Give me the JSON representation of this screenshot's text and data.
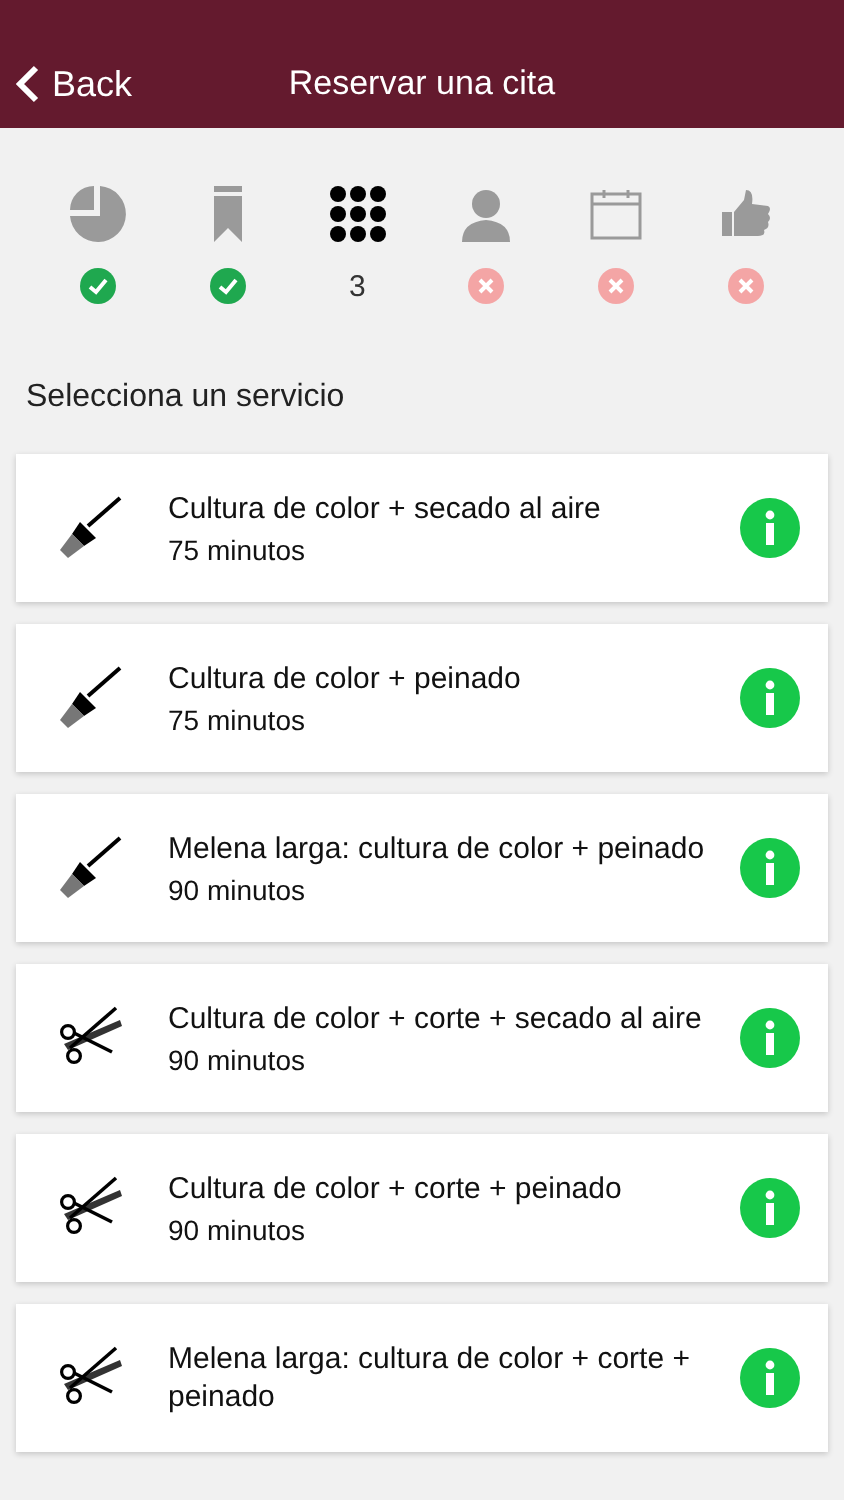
{
  "header": {
    "back": "Back",
    "title": "Reservar una cita"
  },
  "steps": [
    {
      "kind": "pie",
      "completed": true,
      "current": false
    },
    {
      "kind": "bookmark",
      "completed": true,
      "current": false
    },
    {
      "kind": "grid",
      "completed": false,
      "current": true,
      "label": "3"
    },
    {
      "kind": "person",
      "completed": false,
      "current": false
    },
    {
      "kind": "calendar",
      "completed": false,
      "current": false
    },
    {
      "kind": "thumb",
      "completed": false,
      "current": false
    }
  ],
  "section_title": "Selecciona un servicio",
  "services": [
    {
      "kind": "brush",
      "name": "Cultura de color + secado al aire",
      "duration": "75 minutos"
    },
    {
      "kind": "brush",
      "name": "Cultura de color + peinado",
      "duration": "75 minutos"
    },
    {
      "kind": "brush",
      "name": "Melena larga: cultura de color + peinado",
      "duration": "90 minutos"
    },
    {
      "kind": "scissors",
      "name": "Cultura de color + corte + secado al aire",
      "duration": "90 minutos"
    },
    {
      "kind": "scissors",
      "name": "Cultura de color + corte + peinado",
      "duration": "90 minutos"
    },
    {
      "kind": "scissors",
      "name": "Melena larga: cultura de color + corte + peinado"
    }
  ]
}
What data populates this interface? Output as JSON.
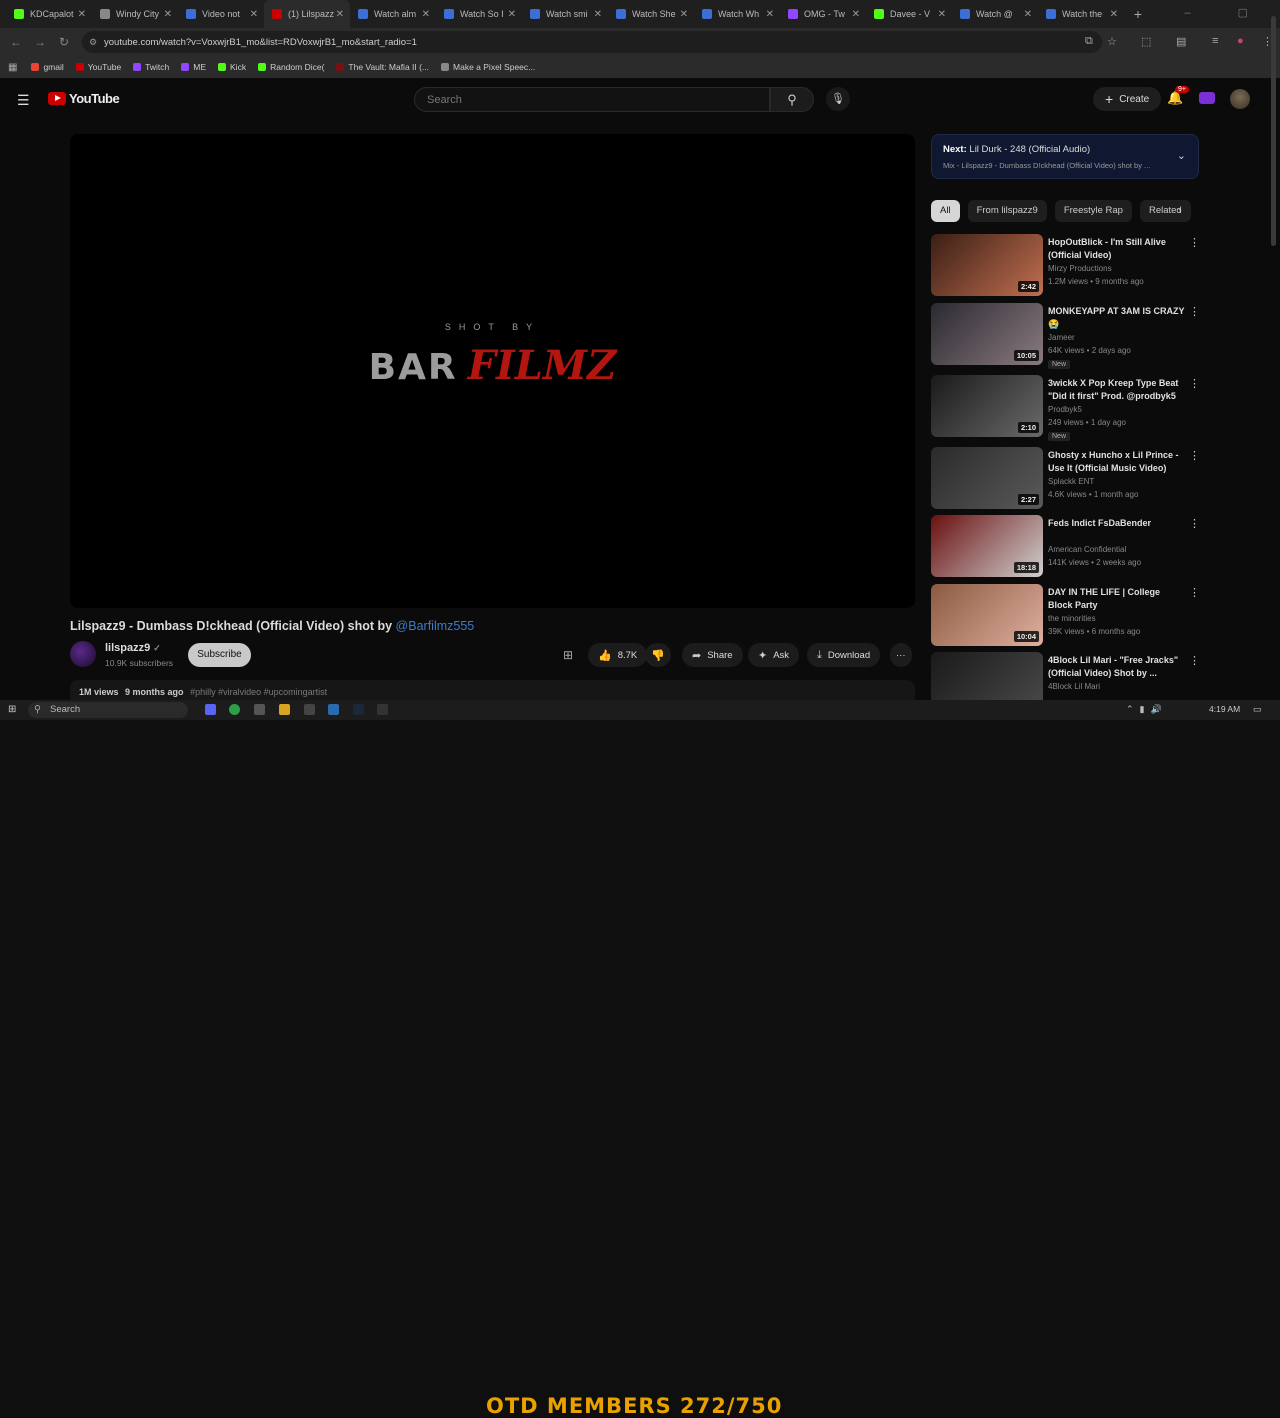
{
  "tabs": [
    {
      "label": "KDCapalot",
      "color": "#53fc18"
    },
    {
      "label": "Windy City",
      "color": "#888888"
    },
    {
      "label": "Video not",
      "color": "#3b6fd6"
    },
    {
      "label": "(1) Lilspazz",
      "color": "#cc0000"
    },
    {
      "label": "Watch alm",
      "color": "#3b6fd6"
    },
    {
      "label": "Watch So I",
      "color": "#3b6fd6"
    },
    {
      "label": "Watch smi",
      "color": "#3b6fd6"
    },
    {
      "label": "Watch She",
      "color": "#3b6fd6"
    },
    {
      "label": "Watch Wh",
      "color": "#3b6fd6"
    },
    {
      "label": "OMG - Tw",
      "color": "#9146ff"
    },
    {
      "label": "Davee - V",
      "color": "#53fc18"
    },
    {
      "label": "Watch @",
      "color": "#3b6fd6"
    },
    {
      "label": "Watch the",
      "color": "#3b6fd6"
    }
  ],
  "url": "youtube.com/watch?v=VoxwjrB1_mo&list=RDVoxwjrB1_mo&start_radio=1",
  "bookmarks": [
    {
      "label": "gmail",
      "color": "#ea4335"
    },
    {
      "label": "YouTube",
      "color": "#cc0000"
    },
    {
      "label": "Twitch",
      "color": "#9146ff"
    },
    {
      "label": "ME",
      "color": "#9146ff"
    },
    {
      "label": "Kick",
      "color": "#53fc18"
    },
    {
      "label": "Random Dice(",
      "color": "#53fc18"
    },
    {
      "label": "The Vault: Mafia II (...",
      "color": "#7a1010"
    },
    {
      "label": "Make a Pixel Speec...",
      "color": "#888888"
    }
  ],
  "header": {
    "logo": "YouTube",
    "search_placeholder": "Search",
    "create": "Create",
    "notif_count": "9+"
  },
  "player": {
    "shot_by": "SHOT BY",
    "brand_a": "BAR",
    "brand_b": "FILMZ"
  },
  "video": {
    "title": "Lilspazz9 - Dumbass D!ckhead (Official Video) shot by",
    "title_link": "@Barfilmz555",
    "channel": "lilspazz9",
    "subs": "10.9K subscribers",
    "subscribe": "Subscribe",
    "likes": "8.7K",
    "share": "Share",
    "ask": "Ask",
    "download": "Download",
    "views": "1M views",
    "age": "9 months ago",
    "tags": "#philly #viralvideo #upcomingartist"
  },
  "upnext": {
    "next_label": "Next:",
    "next_title": "Lil Durk - 248 (Official Audio)",
    "sub": "Mix - Lilspazz9 - Dumbass D!ckhead (Official Video) shot by ..."
  },
  "chips": [
    "All",
    "From lilspazz9",
    "Freestyle Rap",
    "Related"
  ],
  "recs": [
    {
      "title": "HopOutBlick - I'm Still Alive (Official Video)",
      "channel": "Mirzy Productions",
      "meta": "1.2M views • 9 months ago",
      "dur": "2:42",
      "new": "",
      "c1": "#3b1e14",
      "c2": "#c07050"
    },
    {
      "title": "MONKEYAPP AT 3AM IS CRAZY 😭",
      "channel": "Jameer",
      "meta": "64K views • 2 days ago",
      "dur": "10:05",
      "new": "New",
      "c1": "#2a2a30",
      "c2": "#8a7a80"
    },
    {
      "title": "3wickk X Pop Kreep Type Beat \"Did it first\" Prod. @prodbyk5",
      "channel": "Prodbyk5",
      "meta": "249 views • 1 day ago",
      "dur": "2:10",
      "new": "New",
      "c1": "#1a1a1a",
      "c2": "#6a6a6a"
    },
    {
      "title": "Ghosty x Huncho x Lil Prince - Use It (Official Music Video)",
      "channel": "Splackk ENT",
      "meta": "4.6K views • 1 month ago",
      "dur": "2:27",
      "new": "",
      "c1": "#2a2a2a",
      "c2": "#5a5a5a"
    },
    {
      "title": "Feds Indict FsDaBender",
      "channel": "American Confidential",
      "meta": "141K views • 2 weeks ago",
      "dur": "18:18",
      "new": "",
      "c1": "#6a1010",
      "c2": "#d0d0d0"
    },
    {
      "title": "DAY IN THE LIFE | College Block Party",
      "channel": "the minorities",
      "meta": "39K views • 6 months ago",
      "dur": "10:04",
      "new": "",
      "c1": "#8a5a40",
      "c2": "#e0b0a0"
    },
    {
      "title": "4Block Lil Mari - \"Free Jracks\" (Official Video) Shot by ...",
      "channel": "4Block Lil Mari",
      "meta": "",
      "dur": "",
      "new": "",
      "c1": "#1a1a1a",
      "c2": "#4a4a4a"
    }
  ],
  "taskbar": {
    "search": "Search",
    "overlay": "OTD MEMBERS 272/750",
    "clock": "4:19 AM"
  }
}
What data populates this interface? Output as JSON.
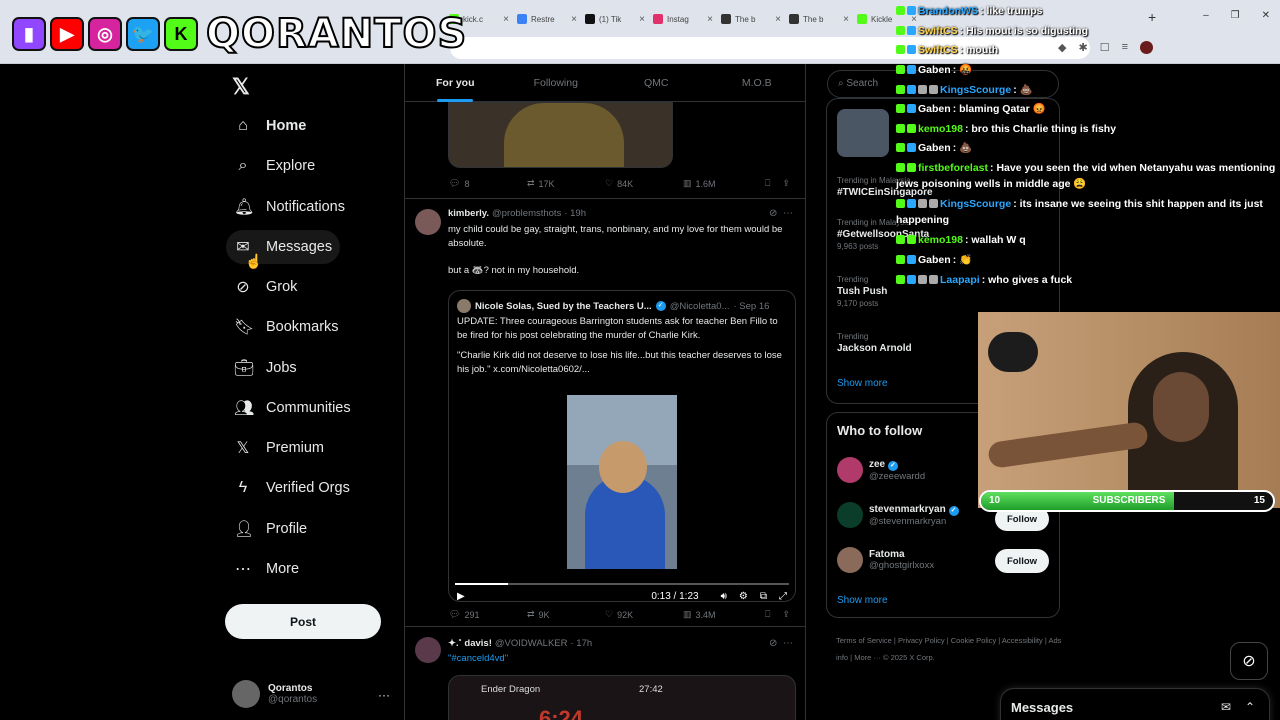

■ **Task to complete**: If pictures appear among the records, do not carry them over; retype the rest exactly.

■ **Response**:
Give me the JSON representation of this screenshot's text and data.
{
  "header": {
    "back": "Back",
    "title": "Reservar una cita"
  },
  "steps": [
    {
      "kind": "pie",
      "completed": true,
      "current": false
    },
    {
      "kind": "bookmark",
      "completed": true,
      "current": false
    },
    {
      "kind": "grid",
      "completed": false,
      "current": true,
      "label": "3"
    },
    {
      "kind": "person",
      "completed": false,
      "current": false
    },
    {
      "kind": "calendar",
      "completed": false,
      "current": false
    },
    {
      "kind": "thumb",
      "completed": false,
      "current": false
    }
  ],
  "section_title": "Selecciona un servicio",
  "services": [
    {
      "kind": "brush",
      "name": "Cultura de color + secado al aire",
      "duration": "75 minutos"
    },
    {
      "kind": "brush",
      "name": "Cultura de color + peinado",
      "duration": "75 minutos"
    },
    {
      "kind": "brush",
      "name": "Melena larga: cultura de color + peinado",
      "duration": "90 minutos"
    },
    {
      "kind": "scissors",
      "name": "Cultura de color + corte + secado al aire",
      "duration": "90 minutos"
    },
    {
      "kind": "scissors",
      "name": "Cultura de color + corte + peinado",
      "duration": "90 minutos"
    },
    {
      "kind": "scissors",
      "name": "Melena larga: cultura de color + corte + peinado"
    }
  ]
}
What data populates this interface? Output as JSON.
{
  "tabs": [
    {
      "label": "KDCapalot",
      "color": "#53fc18"
    },
    {
      "label": "Windy City",
      "color": "#888888"
    },
    {
      "label": "Video not",
      "color": "#3b6fd6"
    },
    {
      "label": "(1) Lilspazz",
      "color": "#cc0000"
    },
    {
      "label": "Watch alm",
      "color": "#3b6fd6"
    },
    {
      "label": "Watch So I",
      "color": "#3b6fd6"
    },
    {
      "label": "Watch smi",
      "color": "#3b6fd6"
    },
    {
      "label": "Watch She",
      "color": "#3b6fd6"
    },
    {
      "label": "Watch Wh",
      "color": "#3b6fd6"
    },
    {
      "label": "OMG - Tw",
      "color": "#9146ff"
    },
    {
      "label": "Davee - V",
      "color": "#53fc18"
    },
    {
      "label": "Watch @",
      "color": "#3b6fd6"
    },
    {
      "label": "Watch the",
      "color": "#3b6fd6"
    }
  ],
  "url": "youtube.com/watch?v=VoxwjrB1_mo&list=RDVoxwjrB1_mo&start_radio=1",
  "bookmarks": [
    {
      "label": "gmail",
      "color": "#ea4335"
    },
    {
      "label": "YouTube",
      "color": "#cc0000"
    },
    {
      "label": "Twitch",
      "color": "#9146ff"
    },
    {
      "label": "ME",
      "color": "#9146ff"
    },
    {
      "label": "Kick",
      "color": "#53fc18"
    },
    {
      "label": "Random Dice(",
      "color": "#53fc18"
    },
    {
      "label": "The Vault: Mafia II (...",
      "color": "#7a1010"
    },
    {
      "label": "Make a Pixel Speec...",
      "color": "#888888"
    }
  ],
  "header": {
    "logo": "YouTube",
    "search_placeholder": "Search",
    "create": "Create",
    "notif_count": "9+"
  },
  "player": {
    "shot_by": "SHOT BY",
    "brand_a": "BAR",
    "brand_b": "FILMZ"
  },
  "video": {
    "title": "Lilspazz9 - Dumbass D!ckhead (Official Video) shot by",
    "title_link": "@Barfilmz555",
    "channel": "lilspazz9",
    "subs": "10.9K subscribers",
    "subscribe": "Subscribe",
    "likes": "8.7K",
    "share": "Share",
    "ask": "Ask",
    "download": "Download",
    "views": "1M views",
    "age": "9 months ago",
    "tags": "#philly #viralvideo #upcomingartist"
  },
  "upnext": {
    "next_label": "Next:",
    "next_title": "Lil Durk - 248 (Official Audio)",
    "sub": "Mix - Lilspazz9 - Dumbass D!ckhead (Official Video) shot by ..."
  },
  "chips": [
    "All",
    "From lilspazz9",
    "Freestyle Rap",
    "Related"
  ],
  "recs": [
    {
      "title": "HopOutBlick - I'm Still Alive (Official Video)",
      "channel": "Mirzy Productions",
      "meta": "1.2M views • 9 months ago",
      "dur": "2:42",
      "new": "",
      "c1": "#3b1e14",
      "c2": "#c07050"
    },
    {
      "title": "MONKEYAPP AT 3AM IS CRAZY 😭",
      "channel": "Jameer",
      "meta": "64K views • 2 days ago",
      "dur": "10:05",
      "new": "New",
      "c1": "#2a2a30",
      "c2": "#8a7a80"
    },
    {
      "title": "3wickk X Pop Kreep Type Beat \"Did it first\" Prod. @prodbyk5",
      "channel": "Prodbyk5",
      "meta": "249 views • 1 day ago",
      "dur": "2:10",
      "new": "New",
      "c1": "#1a1a1a",
      "c2": "#6a6a6a"
    },
    {
      "title": "Ghosty x Huncho x Lil Prince - Use It (Official Music Video)",
      "channel": "Splackk ENT",
      "meta": "4.6K views • 1 month ago",
      "dur": "2:27",
      "new": "",
      "c1": "#2a2a2a",
      "c2": "#5a5a5a"
    },
    {
      "title": "Feds Indict FsDaBender",
      "channel": "American Confidential",
      "meta": "141K views • 2 weeks ago",
      "dur": "18:18",
      "new": "",
      "c1": "#6a1010",
      "c2": "#d0d0d0"
    },
    {
      "title": "DAY IN THE LIFE | College Block Party",
      "channel": "the minorities",
      "meta": "39K views • 6 months ago",
      "dur": "10:04",
      "new": "",
      "c1": "#8a5a40",
      "c2": "#e0b0a0"
    },
    {
      "title": "4Block Lil Mari - \"Free Jracks\" (Official Video) Shot by ...",
      "channel": "4Block Lil Mari",
      "meta": "",
      "dur": "",
      "new": "",
      "c1": "#1a1a1a",
      "c2": "#4a4a4a"
    }
  ],
  "taskbar": {
    "search": "Search",
    "overlay": "OTD MEMBERS 272/750",
    "clock": "4:19 AM"
  }
}
What data populates this interface? Output as JSON.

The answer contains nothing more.